On 5 June 1855, I arrived in Constantinople – that bustling metropolis through which so many men were flowing to and from the trenches at Sevastopol. After about an hour of fighting my way through the throng, I managed to reach my hotel and shortly thereafter met up with some of my fellow newspapermen over tea and biscuits. There was an air of great joviality about the place, and it seemed to me that the confidence which derives itself from near-certain victory pervaded the hearts and minds of all those I encountered. My colleagues were in agreement, particularly those who had been covering the siege since its inception. The Russian defenders were veritably trapped between our lines and the sea and it seemed only a matter of time before the tired fortress would fall to the combined might of three empires. I took my dinner in the hotel restaurant with William Russell of The Times and, after cigars and cognac in the ornate Ottoman lounge, I withdrew to my chamber for the night.
The next morning, I awoke to the somewhat startling sound of a foghorn. Not a little peeved, I went to my window and tossed open the shutters, whereupon I made out a line of troop ships churning their way through the deep cerulean waters of the Bosphorus. They were apparently coming back from Sevastopol. The sun had hardly risen but I was determined to be on my way. I ate a quick breakfast of fruit and toast in the hotel, before heading to the docks to try to negotiate a means of transportation to the front. I spoke with several ship captains (some more good-humored than others) but it was exceedingly difficult to obtain straight answers with regard to departure times. Finally I found myself aboard a rusty old steamer bearing supplies to the front line. While at first I questioned the seaworthiness of the vessel, I found that she made decent enough time and the captain soon announced that we should reach the British port at Balaklava in just under two days’ time (this being the primary port of resupply for the allied armies besieging Sevastopol). I spent those days napping among the crates, sunbathing, and talking to my fellow passengers, one a loudmouth newspaperman from New York and the other a fine-spirited Ottoman journalist.
At long last we reached Balaklava, a secluded port surrounded on all sides by steep hills. Almost as soon as we had docked we were beset by hordes of soldiers seeking to purchase what supplies we carried on board. India rubber boots and rain jackets were in particular demand, as were foodstuffs from Constantinople. To this day I have never seen a port so lively in spite of its small size. There were vessels of all sorts thronging the harbor, and smaller craft darted to-and-fro between the larger ships and the shore carrying both men and goods. I found accommodation in Balaklava and stayed there for some time.

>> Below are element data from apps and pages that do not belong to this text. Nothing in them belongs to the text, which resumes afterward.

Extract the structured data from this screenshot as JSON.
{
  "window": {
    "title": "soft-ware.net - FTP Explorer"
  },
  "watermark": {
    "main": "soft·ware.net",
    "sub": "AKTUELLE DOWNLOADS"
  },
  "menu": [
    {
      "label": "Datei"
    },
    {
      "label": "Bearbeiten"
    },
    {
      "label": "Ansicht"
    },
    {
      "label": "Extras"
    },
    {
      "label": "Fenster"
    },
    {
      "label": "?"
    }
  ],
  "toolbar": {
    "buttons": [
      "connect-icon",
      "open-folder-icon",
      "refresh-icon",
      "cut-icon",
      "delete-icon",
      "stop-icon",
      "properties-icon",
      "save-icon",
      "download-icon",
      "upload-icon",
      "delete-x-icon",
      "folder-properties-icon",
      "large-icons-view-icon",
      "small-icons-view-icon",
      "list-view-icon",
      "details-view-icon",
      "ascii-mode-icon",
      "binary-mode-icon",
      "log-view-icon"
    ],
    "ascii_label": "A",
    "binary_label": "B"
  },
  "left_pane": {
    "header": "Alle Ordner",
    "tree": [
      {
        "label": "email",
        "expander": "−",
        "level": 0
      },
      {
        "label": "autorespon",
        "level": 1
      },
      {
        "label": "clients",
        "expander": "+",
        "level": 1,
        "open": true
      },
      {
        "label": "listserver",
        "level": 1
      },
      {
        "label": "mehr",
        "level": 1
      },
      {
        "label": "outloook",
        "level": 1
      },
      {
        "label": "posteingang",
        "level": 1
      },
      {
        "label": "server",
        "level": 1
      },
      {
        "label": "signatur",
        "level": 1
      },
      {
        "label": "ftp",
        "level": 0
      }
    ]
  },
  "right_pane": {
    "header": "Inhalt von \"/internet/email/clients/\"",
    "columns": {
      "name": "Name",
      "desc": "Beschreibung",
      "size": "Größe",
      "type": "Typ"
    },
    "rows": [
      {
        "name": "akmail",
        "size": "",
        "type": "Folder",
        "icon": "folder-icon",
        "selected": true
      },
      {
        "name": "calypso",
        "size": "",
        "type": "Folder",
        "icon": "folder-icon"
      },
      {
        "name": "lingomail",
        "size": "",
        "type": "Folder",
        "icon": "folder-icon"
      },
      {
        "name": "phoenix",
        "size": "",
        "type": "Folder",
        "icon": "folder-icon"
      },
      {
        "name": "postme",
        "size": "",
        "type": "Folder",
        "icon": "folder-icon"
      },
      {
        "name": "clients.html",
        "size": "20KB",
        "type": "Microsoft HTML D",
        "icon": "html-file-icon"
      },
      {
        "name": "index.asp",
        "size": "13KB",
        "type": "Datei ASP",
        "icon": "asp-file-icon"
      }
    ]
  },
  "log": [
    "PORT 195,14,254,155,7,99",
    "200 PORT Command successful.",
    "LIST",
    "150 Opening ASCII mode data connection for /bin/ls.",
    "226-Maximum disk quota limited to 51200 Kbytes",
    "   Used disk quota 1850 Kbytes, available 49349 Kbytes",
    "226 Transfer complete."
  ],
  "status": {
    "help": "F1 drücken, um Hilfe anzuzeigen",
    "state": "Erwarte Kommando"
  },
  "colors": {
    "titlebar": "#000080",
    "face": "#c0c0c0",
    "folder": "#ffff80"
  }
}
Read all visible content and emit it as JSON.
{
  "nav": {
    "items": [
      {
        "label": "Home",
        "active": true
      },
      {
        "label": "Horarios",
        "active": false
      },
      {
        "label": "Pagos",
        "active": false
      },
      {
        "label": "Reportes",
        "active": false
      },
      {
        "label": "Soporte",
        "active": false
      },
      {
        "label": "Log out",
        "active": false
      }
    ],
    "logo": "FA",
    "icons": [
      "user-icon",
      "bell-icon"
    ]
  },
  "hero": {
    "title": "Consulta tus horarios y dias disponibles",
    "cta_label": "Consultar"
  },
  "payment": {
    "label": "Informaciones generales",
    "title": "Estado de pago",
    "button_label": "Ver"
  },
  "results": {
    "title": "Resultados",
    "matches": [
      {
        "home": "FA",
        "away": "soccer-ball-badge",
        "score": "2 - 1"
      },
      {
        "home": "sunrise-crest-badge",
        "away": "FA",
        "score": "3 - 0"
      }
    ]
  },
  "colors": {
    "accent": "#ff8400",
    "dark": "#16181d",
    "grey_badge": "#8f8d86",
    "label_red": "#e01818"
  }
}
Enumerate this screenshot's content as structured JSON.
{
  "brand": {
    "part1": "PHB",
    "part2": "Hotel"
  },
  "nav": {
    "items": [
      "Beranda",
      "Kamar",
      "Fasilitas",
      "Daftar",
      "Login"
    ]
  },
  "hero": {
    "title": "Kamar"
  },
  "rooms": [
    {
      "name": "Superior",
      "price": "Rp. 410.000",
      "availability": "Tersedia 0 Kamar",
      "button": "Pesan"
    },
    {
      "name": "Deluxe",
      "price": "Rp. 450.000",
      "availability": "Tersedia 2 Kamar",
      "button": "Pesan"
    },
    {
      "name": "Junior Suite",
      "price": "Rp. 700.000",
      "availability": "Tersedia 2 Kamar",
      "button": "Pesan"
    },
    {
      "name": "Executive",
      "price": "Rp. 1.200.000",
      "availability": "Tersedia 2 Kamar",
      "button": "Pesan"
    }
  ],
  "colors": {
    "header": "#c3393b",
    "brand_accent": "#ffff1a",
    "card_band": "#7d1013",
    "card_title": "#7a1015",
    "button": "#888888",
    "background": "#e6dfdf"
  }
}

The town at Balaklava was about seven or eight miles from the front, and surrounded by entrenchments and fortifications. Over the following weeks I rode to the front several times, where I observed from afar not only the steely gray stone walls of the city under siege, but also the great numbers of troops and impressive gun batteries of the allied forces. The organization of these soldiers was a mystery to me as it seemed that French, English, and Ottoman units were interspersed willy-nilly. The trenches were of quite formidable construction, yet they still devolved into muddy pits after any significant rainfall. It was around August that, while on one of these forays to the front, I happened to bump into Will Russell, that jocund English reporter with whom I had dined in Constantinople some months prior. He relayed some interesting knowledge regarding the population of the city which he had recently acquired through his regular reportorial inquiries. He informed me that the town’s populace was comprised of some 43,550 individuals, not including the fourteen regiments of sailors and four regiments of soldiers stationed there - which could add as many as 30,000 to the aforementioned figure.
The resolve among the Russian defenders remained strong despite the allied bombardments, but the allies became increasingly hopeful of victory with each passing day. For my part I must say that the atmosphere in the trenches, while hopeful and, indeed, even confident, was markedly different from that in Constantinople. In the Ottoman capital, men in crisp new uniforms smiled and made jokes and the citizens rejoiced. There was a clear sense that victory was inevitable. War was an idea, a glorious muse of the patriotic mind, a brilliant image, yet one unsubstantiated by physical manifestations of violence, unbaptized by blood. Just the other day I was riding through the trenches when, all of a sudden, a deafening crash rent the air and a battery not twenty yards away exploded as a Russian shell found its target. I saw men, and parts of men, flying through the air and when the smoke cleared I made my way to the crater which was some six feet in depth and twice that measure in width. I stood in awe of the destructive power of modern artillery and wondered, no doubt like so many others gathered at Sevastopol, both within the city and without, “when will it end?”
Fictional narrative based on the chronology and experiences given by Richard McCormick.
McCormick, Richard C. A Visit to the Camp before Sevastopol. 212 p. New York: D. Appleton and company, 1855. //catalog.hathitrust.org/Record/001602521.